A derivation of Benford's Law or the First-Digit Phenomenon is given assuming only base-invariance of the underlying law. The only baseinvariant distributions are shown to be convex combinations of two extremal probabilities, one corresponding to point mass and the other a log-Lebesgue measure. The main tools in the proof are identification of an(More)
The individual elements of the vertebrate skeleton are separated by three different types of joints, fibrous, cartilaginous and synovial joints. Synovial joint formation in the limbs is coupled to the formation of the prechondrogenic condensations, which precede the formation of the joint interzone. We are beginning to understand the signals involved in the(More)
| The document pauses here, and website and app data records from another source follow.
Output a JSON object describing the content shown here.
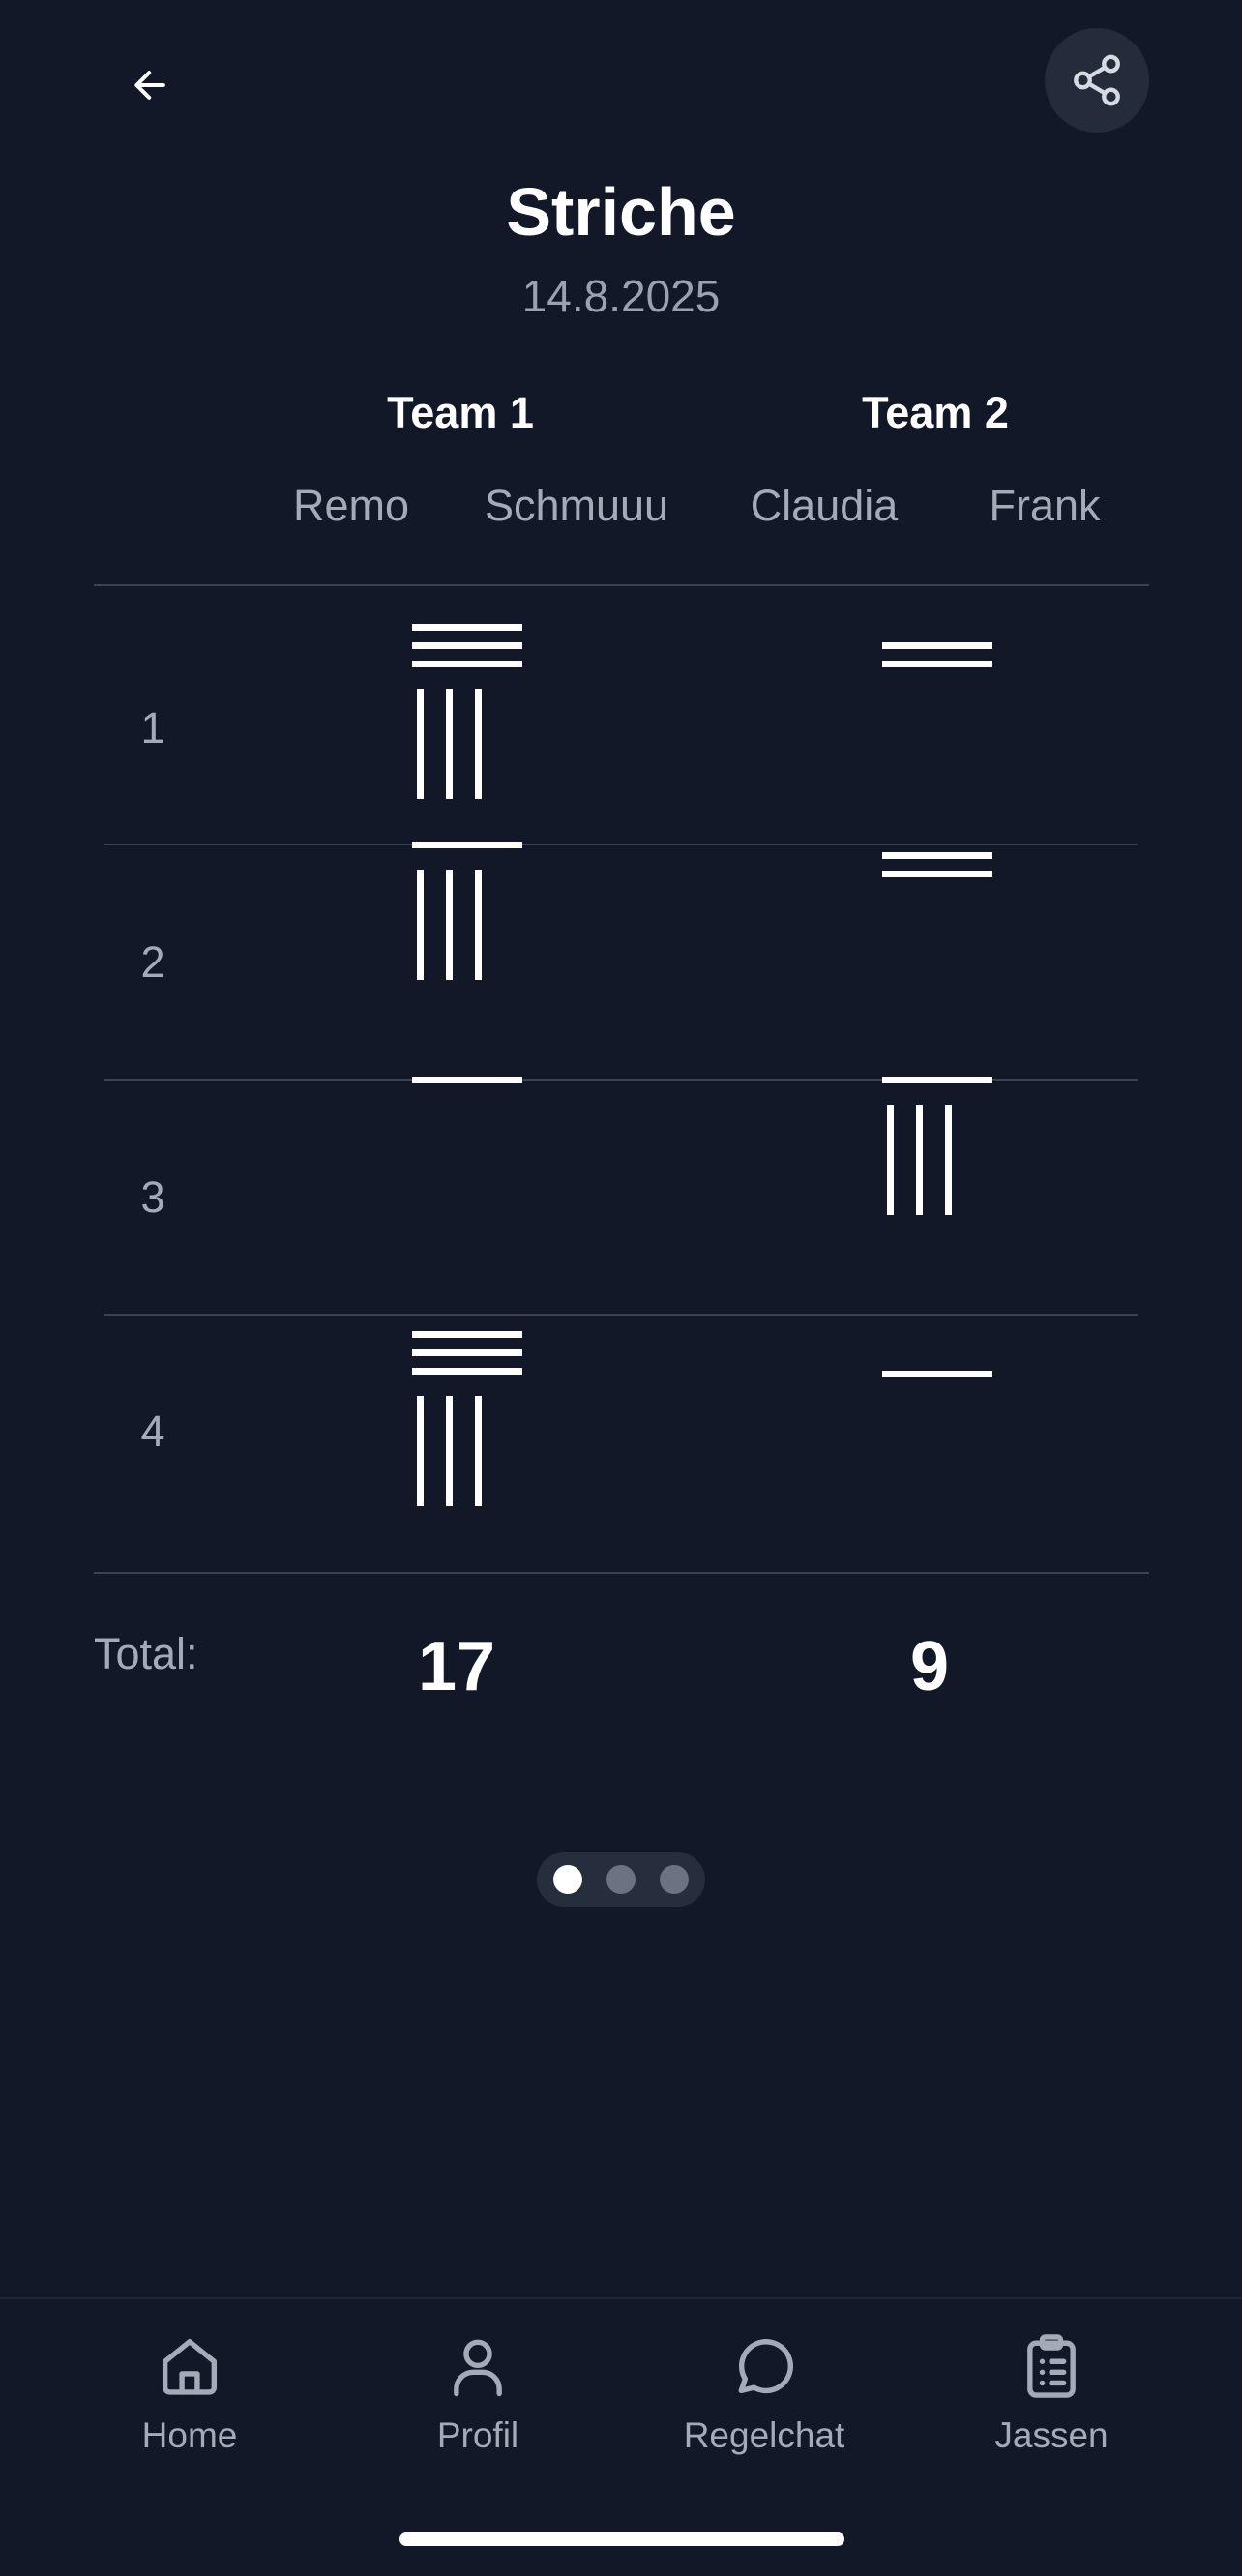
{
  "header": {
    "back_icon": "arrow-left-icon",
    "share_icon": "share-icon",
    "title": "Striche",
    "date": "14.8.2025"
  },
  "teams": [
    {
      "name": "Team 1",
      "players": [
        "Remo",
        "Schmuuu"
      ]
    },
    {
      "name": "Team 2",
      "players": [
        "Claudia",
        "Frank"
      ]
    }
  ],
  "rounds": [
    {
      "label": "1",
      "team1": {
        "horizontal": 3,
        "vertical": 3
      },
      "team2": {
        "horizontal": 2,
        "vertical": 0
      }
    },
    {
      "label": "2",
      "team1": {
        "horizontal": 1,
        "vertical": 3
      },
      "team2": {
        "horizontal": 2,
        "vertical": 0
      }
    },
    {
      "label": "3",
      "team1": {
        "horizontal": 1,
        "vertical": 0
      },
      "team2": {
        "horizontal": 1,
        "vertical": 3
      }
    },
    {
      "label": "4",
      "team1": {
        "horizontal": 3,
        "vertical": 3
      },
      "team2": {
        "horizontal": 1,
        "vertical": 0
      }
    }
  ],
  "totals": {
    "label": "Total:",
    "team1": "17",
    "team2": "9"
  },
  "pager": {
    "pages": 3,
    "active": 1
  },
  "nav": [
    {
      "label": "Home",
      "icon": "home-icon"
    },
    {
      "label": "Profil",
      "icon": "user-icon"
    },
    {
      "label": "Regelchat",
      "icon": "chat-bubble-icon"
    },
    {
      "label": "Jassen",
      "icon": "clipboard-list-icon"
    }
  ],
  "colors": {
    "background": "#121828",
    "text": "#ffffff",
    "muted": "#a3abb9",
    "divider": "#3b4352",
    "dot_active": "#ffffff",
    "dot_inactive": "#6b7383"
  }
}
Let XI, X2, . . . be independent random variables taking values in [a, b], and let T denote the stop rules for X1, X2, Then E(sup,, X,,) sup{EX,: t E T) < (1/4)(b a), and this bound is best possible. Probabilistically, this says that if a prophet (player with complete foresight) makes a side payment of (b a)/8 to a gambler (player using nonanticipating stop(More)
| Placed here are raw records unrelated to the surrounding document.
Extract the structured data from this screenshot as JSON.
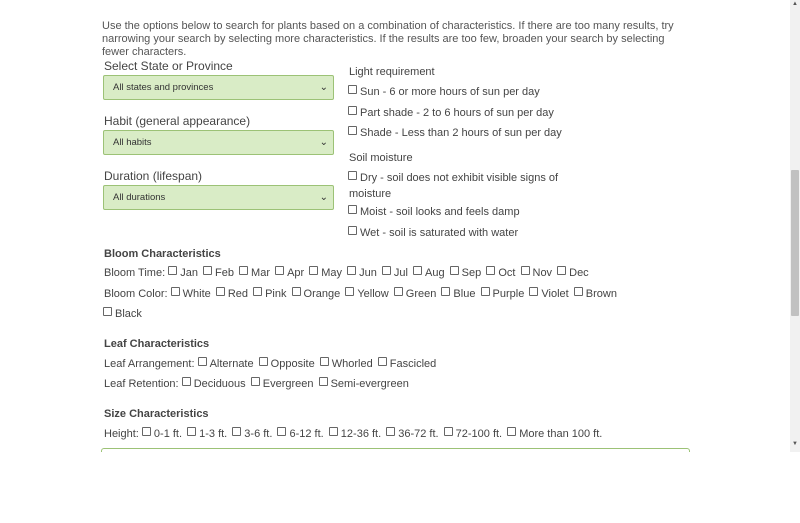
{
  "intro": "Use the options below to search for plants based on a combination of characteristics. If there are too many results, try narrowing your search by selecting more characteristics. If the results are too few, broaden your search by selecting fewer characters.",
  "filters": {
    "state": {
      "label": "Select State or Province",
      "value": "All states and provinces"
    },
    "habit": {
      "label": "Habit (general appearance)",
      "value": "All habits"
    },
    "duration": {
      "label": "Duration (lifespan)",
      "value": "All durations"
    }
  },
  "light": {
    "label": "Light requirement",
    "options": [
      "Sun - 6 or more hours of sun per day",
      "Part shade - 2 to 6 hours of sun per day",
      "Shade - Less than 2 hours of sun per day"
    ]
  },
  "soil": {
    "label": "Soil moisture",
    "options": [
      "Dry - soil does not exhibit visible signs of",
      "moisture",
      "Moist - soil looks and feels damp",
      "Wet - soil is saturated with water"
    ]
  },
  "bloom": {
    "heading": "Bloom Characteristics",
    "time_label": "Bloom Time:",
    "months": [
      "Jan",
      "Feb",
      "Mar",
      "Apr",
      "May",
      "Jun",
      "Jul",
      "Aug",
      "Sep",
      "Oct",
      "Nov",
      "Dec"
    ],
    "color_label": "Bloom Color:",
    "colors": [
      "White",
      "Red",
      "Pink",
      "Orange",
      "Yellow",
      "Green",
      "Blue",
      "Purple",
      "Violet",
      "Brown",
      "Black"
    ]
  },
  "leaf": {
    "heading": "Leaf Characteristics",
    "arrangement_label": "Leaf Arrangement:",
    "arrangements": [
      "Alternate",
      "Opposite",
      "Whorled",
      "Fascicled"
    ],
    "retention_label": "Leaf Retention:",
    "retentions": [
      "Deciduous",
      "Evergreen",
      "Semi-evergreen"
    ]
  },
  "size": {
    "heading": "Size Characteristics",
    "height_label": "Height:",
    "heights": [
      "0-1 ft.",
      "1-3 ft.",
      "3-6 ft.",
      "6-12 ft.",
      "12-36 ft.",
      "36-72 ft.",
      "72-100 ft.",
      "More than 100 ft."
    ]
  },
  "scrollbar": {
    "up": "▲",
    "down": "▼"
  },
  "icons": {
    "chevron": "⌄"
  }
}
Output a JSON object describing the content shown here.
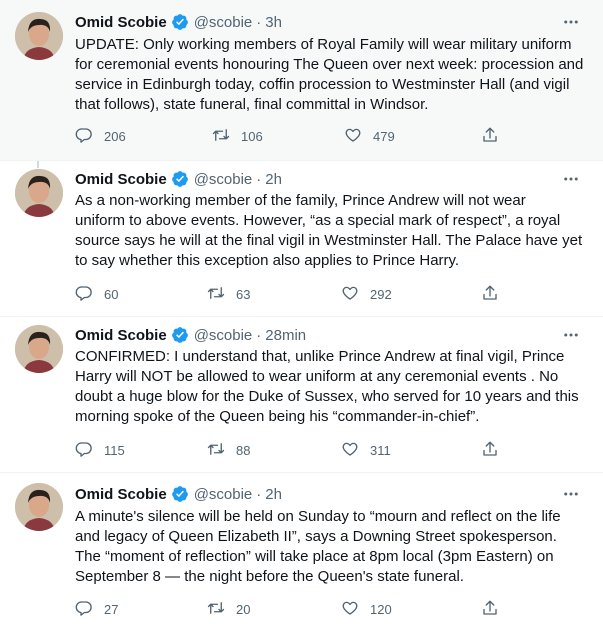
{
  "tweets": [
    {
      "author": "Omid Scobie",
      "handle": "@scobie",
      "separator": "·",
      "time": "3h",
      "lines": [
        "UPDATE: Only working members of Royal Family will wear military uniform",
        "for ceremonial events honouring The Queen over next week: procession and",
        "service in Edinburgh today, coffin procession to Westminster Hall (and vigil",
        "that follows), state funeral, final committal in Windsor."
      ],
      "replies": "206",
      "retweets": "106",
      "likes": "479"
    },
    {
      "author": "Omid Scobie",
      "handle": "@scobie",
      "separator": "·",
      "time": "2h",
      "lines": [
        "As a non-working member of the family, Prince Andrew will not wear",
        "uniform to above events. However, “as a special mark of respect”, a royal",
        "source says he will at the final vigil in Westminster Hall. The Palace have yet",
        "to say whether this exception also applies to Prince Harry."
      ],
      "replies": "60",
      "retweets": "63",
      "likes": "292"
    },
    {
      "author": "Omid Scobie",
      "handle": "@scobie",
      "separator": "·",
      "time": "28min",
      "lines": [
        "CONFIRMED: I understand that, unlike Prince Andrew at final vigil, Prince",
        "Harry will NOT be allowed to wear uniform at any ceremonial events . No",
        "doubt a huge blow for the Duke of Sussex, who served for 10 years and this",
        "morning spoke of the Queen being his “commander-in-chief”."
      ],
      "replies": "115",
      "retweets": "88",
      "likes": "311"
    },
    {
      "author": "Omid Scobie",
      "handle": "@scobie",
      "separator": "·",
      "time": "2h",
      "lines": [
        "A minute's silence will be held on Sunday to “mourn and reflect on the life",
        "and legacy of Queen Elizabeth II”, says a Downing Street spokesperson.",
        "The “moment of reflection” will take place at 8pm local (3pm Eastern) on",
        "September 8 — the night before the Queen's state funeral."
      ],
      "replies": "27",
      "retweets": "20",
      "likes": "120"
    }
  ],
  "colors": {
    "verified": "#1d9bf0",
    "muted_text": "#536471",
    "highlight_background": "#f7f9f9",
    "thread_line": "#cfd9de"
  },
  "icons": {
    "reply": "reply-icon",
    "retweet": "retweet-icon",
    "like": "like-icon",
    "share": "share-icon",
    "more": "more-options-icon",
    "verified": "verified-badge-icon"
  }
}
The pointwise limit S of a sequence of Stieltjes transforms (Sn) of real Borel probability measures (Pn) is itself the Stieltjes transform of a Borel p.m. P if and only if iy S(iy) → −1 as y → ∞, in which case Pn converges to P in distribution. Applications are given to several problems in mathematical physics.
For fair-division or cake-cutting problems with value functions which are normalized positive measures (i.e., the values are probability measures) maximin-share and minimax-envy inequalities are derived for both continuous and discrete measures. The tools used include classical and recent basic convexity results, as well as ad hoc constructions. Examples(More)
Implicitly defined (and easily approximated) universal constants 1.1 < an < 1.6, n = 2, 3, ... , are found so that if XI, X 2 , ••• are i.i.d. non-negative random variables and if Tn is the set of stop rules for Xl, "', Xn, then E(max{Xl , ••• ,Xn}) ~ an sup {EX, : tE Tn}, and the bound an is best possible. Similar universal constants 0 < bn < Y. are found(More)
A one-sided refinement of the strong law of large numbers is found for which the partial weighted sums not only converge almost surely to the expected value, but also the convergence is such that eventually the partial sums all exceed the expected value. The new weights are distribution-free, depending only on the relative ranks of the observations. A(More)
Near a stable fixed point at 0 or ∞, many real-valued dynamical systems follow Benford’s law: under iteration of a map T the proportion of values in {x, T (x), T 2(x), . . . , T (x)} with mantissa (base b) less than t tends to log b t for all t in [1, b) as n → ∞, for all integer bases b > 1. In particular, the orbits under most power, exponential, and(More)